# Work to complete
Only a number is wanted here: the number of lines of the data that include "route".

# Provided data
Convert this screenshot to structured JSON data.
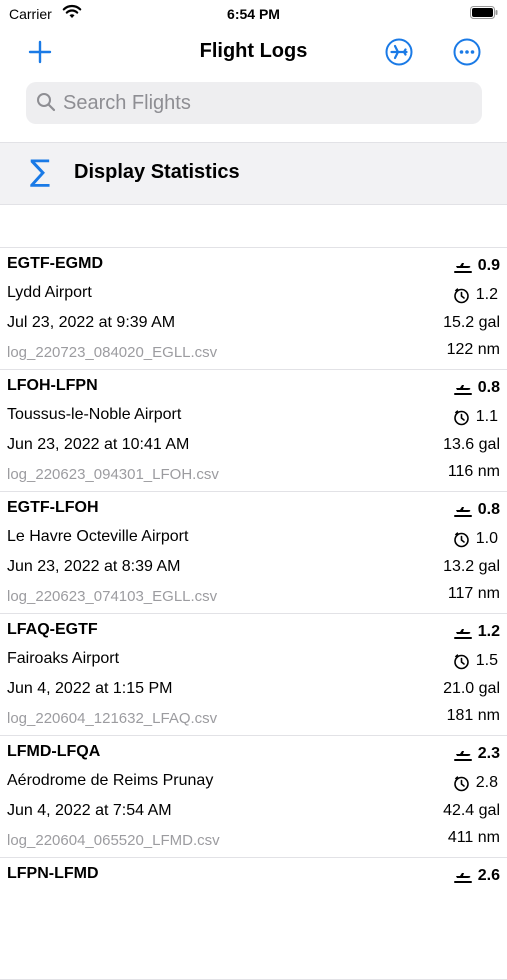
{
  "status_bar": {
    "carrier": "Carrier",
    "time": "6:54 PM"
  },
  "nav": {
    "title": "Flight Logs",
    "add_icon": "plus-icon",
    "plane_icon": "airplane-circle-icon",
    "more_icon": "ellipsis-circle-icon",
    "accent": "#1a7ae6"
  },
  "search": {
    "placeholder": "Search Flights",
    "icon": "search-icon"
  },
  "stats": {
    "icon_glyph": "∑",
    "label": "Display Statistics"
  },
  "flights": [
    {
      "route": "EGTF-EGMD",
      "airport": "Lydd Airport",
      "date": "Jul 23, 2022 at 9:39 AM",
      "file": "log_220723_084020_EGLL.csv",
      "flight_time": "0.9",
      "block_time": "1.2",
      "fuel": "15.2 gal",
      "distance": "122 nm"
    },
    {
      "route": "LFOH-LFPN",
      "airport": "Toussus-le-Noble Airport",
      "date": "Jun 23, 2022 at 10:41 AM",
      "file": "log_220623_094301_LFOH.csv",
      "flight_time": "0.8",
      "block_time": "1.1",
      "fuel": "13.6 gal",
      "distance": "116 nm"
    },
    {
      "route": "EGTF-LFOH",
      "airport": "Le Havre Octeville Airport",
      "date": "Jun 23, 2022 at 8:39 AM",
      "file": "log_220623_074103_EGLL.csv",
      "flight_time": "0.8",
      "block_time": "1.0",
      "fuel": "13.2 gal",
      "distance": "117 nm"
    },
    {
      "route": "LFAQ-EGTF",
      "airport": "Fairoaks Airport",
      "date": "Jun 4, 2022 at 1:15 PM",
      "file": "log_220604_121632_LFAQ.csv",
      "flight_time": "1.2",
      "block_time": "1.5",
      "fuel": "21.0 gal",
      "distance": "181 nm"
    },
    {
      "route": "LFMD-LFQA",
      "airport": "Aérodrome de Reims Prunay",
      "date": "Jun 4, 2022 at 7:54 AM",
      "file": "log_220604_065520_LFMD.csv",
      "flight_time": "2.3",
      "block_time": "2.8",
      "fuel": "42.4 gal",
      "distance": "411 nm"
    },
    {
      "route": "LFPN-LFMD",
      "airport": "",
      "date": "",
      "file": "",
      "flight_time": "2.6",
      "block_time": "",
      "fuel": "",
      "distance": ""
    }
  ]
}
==
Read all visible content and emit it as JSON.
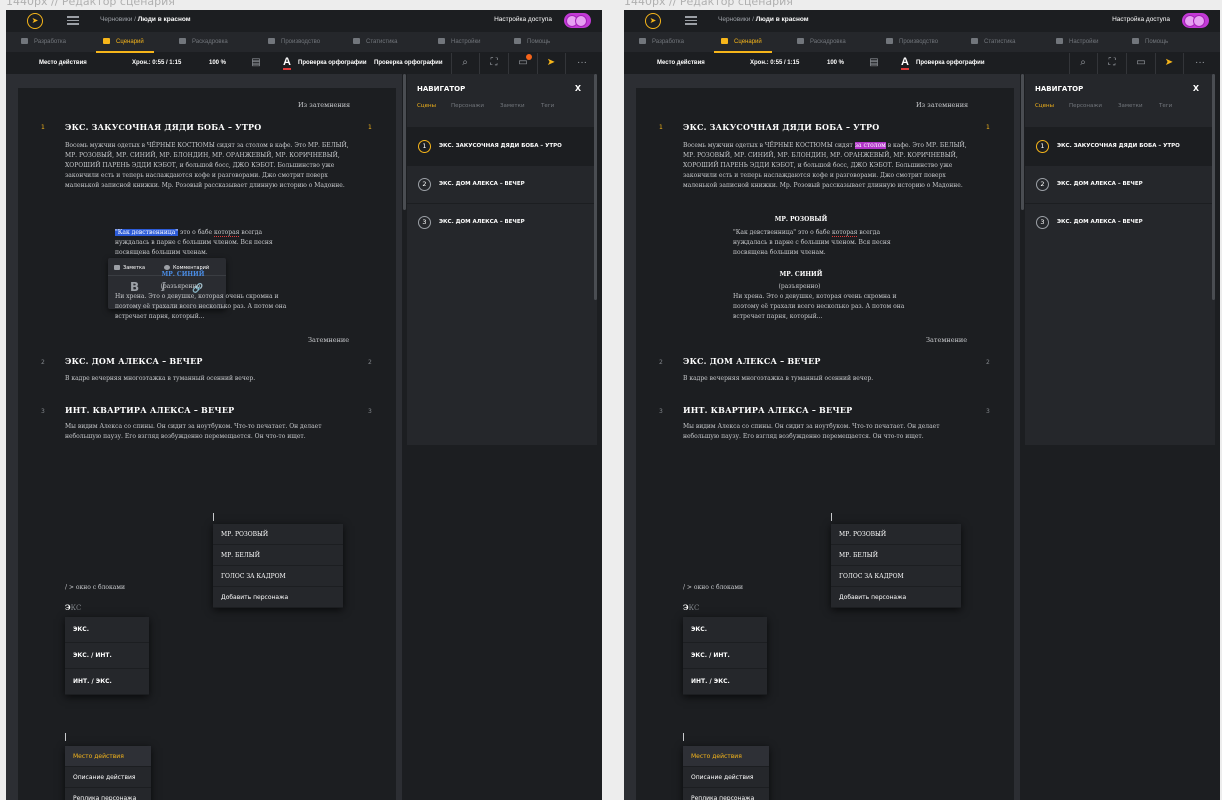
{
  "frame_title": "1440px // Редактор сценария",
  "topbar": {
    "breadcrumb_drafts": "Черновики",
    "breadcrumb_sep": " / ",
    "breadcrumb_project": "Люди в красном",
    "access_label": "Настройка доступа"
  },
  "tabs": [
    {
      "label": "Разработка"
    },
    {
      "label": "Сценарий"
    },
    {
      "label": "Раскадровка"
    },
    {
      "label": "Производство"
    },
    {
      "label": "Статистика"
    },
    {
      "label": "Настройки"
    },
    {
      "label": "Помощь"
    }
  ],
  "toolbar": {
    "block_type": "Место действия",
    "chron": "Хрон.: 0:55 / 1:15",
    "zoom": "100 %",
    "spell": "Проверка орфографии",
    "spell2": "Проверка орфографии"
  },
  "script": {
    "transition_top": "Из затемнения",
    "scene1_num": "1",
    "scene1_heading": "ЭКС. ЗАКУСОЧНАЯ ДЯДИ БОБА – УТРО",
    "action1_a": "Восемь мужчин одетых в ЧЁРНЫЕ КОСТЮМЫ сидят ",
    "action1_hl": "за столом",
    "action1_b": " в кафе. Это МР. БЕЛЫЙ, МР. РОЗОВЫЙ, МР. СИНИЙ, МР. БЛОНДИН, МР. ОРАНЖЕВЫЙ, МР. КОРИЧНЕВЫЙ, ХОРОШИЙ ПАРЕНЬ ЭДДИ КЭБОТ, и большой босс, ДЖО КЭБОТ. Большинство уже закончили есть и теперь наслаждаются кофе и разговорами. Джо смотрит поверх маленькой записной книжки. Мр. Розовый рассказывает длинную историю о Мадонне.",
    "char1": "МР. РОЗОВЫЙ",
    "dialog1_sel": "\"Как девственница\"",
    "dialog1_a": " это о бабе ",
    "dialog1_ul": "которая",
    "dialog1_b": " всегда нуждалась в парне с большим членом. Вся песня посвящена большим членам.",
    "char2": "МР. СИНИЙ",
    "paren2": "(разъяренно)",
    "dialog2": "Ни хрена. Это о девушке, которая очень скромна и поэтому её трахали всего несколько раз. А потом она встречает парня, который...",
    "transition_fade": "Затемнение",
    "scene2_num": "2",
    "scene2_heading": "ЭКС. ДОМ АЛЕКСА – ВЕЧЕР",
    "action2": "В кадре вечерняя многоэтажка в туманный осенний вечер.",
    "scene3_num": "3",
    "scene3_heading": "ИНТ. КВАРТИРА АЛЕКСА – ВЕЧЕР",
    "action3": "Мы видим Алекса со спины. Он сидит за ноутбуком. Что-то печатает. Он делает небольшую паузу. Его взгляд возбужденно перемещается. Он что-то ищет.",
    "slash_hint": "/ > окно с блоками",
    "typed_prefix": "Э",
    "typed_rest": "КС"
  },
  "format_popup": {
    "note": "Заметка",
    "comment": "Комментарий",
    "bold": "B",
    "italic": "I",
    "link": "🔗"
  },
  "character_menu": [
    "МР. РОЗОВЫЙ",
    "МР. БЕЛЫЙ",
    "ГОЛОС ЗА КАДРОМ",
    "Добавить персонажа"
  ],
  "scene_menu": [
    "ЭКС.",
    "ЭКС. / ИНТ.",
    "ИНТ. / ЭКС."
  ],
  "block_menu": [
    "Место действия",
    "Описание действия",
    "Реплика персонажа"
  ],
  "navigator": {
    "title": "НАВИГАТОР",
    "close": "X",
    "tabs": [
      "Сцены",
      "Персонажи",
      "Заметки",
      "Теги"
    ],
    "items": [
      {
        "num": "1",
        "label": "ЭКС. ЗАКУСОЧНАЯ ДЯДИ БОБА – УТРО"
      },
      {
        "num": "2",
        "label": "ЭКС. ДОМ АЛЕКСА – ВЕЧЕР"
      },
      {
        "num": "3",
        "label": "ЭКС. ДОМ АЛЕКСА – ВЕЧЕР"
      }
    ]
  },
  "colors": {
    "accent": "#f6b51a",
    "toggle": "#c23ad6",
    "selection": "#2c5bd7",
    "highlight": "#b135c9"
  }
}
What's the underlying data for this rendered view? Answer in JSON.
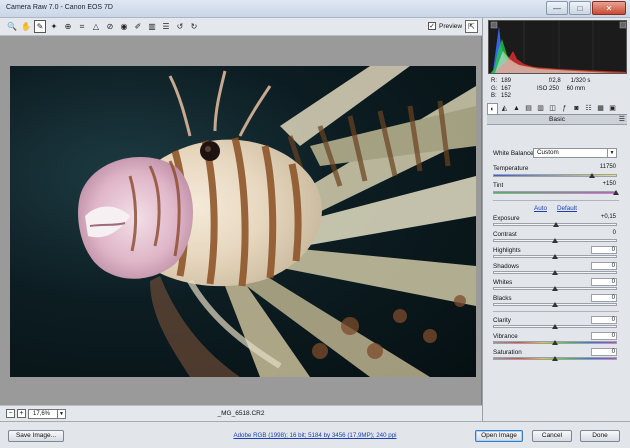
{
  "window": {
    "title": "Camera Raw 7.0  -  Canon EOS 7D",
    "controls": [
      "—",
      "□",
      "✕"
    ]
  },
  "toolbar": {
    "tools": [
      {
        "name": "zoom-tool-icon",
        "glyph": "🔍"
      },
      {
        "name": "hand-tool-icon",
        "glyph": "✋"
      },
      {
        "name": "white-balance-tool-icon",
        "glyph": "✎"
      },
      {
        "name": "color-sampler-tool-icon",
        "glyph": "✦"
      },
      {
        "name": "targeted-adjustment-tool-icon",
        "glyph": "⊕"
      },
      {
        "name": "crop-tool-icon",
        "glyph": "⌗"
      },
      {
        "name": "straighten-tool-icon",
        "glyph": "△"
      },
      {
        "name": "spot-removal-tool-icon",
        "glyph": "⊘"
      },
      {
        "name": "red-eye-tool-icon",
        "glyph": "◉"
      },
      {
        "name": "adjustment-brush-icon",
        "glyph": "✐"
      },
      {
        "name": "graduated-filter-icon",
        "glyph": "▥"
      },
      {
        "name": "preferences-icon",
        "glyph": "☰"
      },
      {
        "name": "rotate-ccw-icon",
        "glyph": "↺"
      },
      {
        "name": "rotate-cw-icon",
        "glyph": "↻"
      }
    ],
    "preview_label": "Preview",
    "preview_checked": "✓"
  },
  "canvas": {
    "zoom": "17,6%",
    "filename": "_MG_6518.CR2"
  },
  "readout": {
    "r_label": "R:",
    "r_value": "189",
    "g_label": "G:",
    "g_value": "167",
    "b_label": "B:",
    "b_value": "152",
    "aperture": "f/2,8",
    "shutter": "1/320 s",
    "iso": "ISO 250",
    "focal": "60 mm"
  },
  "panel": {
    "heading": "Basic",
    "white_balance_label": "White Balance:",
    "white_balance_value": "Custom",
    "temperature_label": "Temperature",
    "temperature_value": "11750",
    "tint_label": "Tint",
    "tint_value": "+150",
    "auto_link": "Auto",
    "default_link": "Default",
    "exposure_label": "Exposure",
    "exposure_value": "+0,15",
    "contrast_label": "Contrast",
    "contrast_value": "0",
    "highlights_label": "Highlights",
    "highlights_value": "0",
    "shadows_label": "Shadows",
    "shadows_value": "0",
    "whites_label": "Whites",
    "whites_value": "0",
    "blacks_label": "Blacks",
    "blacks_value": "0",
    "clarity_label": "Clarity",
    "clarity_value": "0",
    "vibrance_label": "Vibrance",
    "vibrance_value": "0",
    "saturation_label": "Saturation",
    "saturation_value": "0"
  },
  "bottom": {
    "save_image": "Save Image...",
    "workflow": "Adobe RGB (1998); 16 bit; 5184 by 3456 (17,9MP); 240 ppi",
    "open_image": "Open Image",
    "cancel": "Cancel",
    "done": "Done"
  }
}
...
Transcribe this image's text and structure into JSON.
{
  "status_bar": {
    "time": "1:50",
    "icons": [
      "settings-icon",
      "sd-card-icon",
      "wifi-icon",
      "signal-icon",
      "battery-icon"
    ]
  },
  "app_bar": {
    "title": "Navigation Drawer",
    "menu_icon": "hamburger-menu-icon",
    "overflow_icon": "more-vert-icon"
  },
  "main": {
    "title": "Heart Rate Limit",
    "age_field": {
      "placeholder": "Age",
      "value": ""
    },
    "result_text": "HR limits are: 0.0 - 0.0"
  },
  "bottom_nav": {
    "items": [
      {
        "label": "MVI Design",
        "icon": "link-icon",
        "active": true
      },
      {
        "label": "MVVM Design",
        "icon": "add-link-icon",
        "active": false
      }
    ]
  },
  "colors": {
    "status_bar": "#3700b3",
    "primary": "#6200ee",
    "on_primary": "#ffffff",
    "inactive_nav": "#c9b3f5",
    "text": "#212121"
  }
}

# Reply
6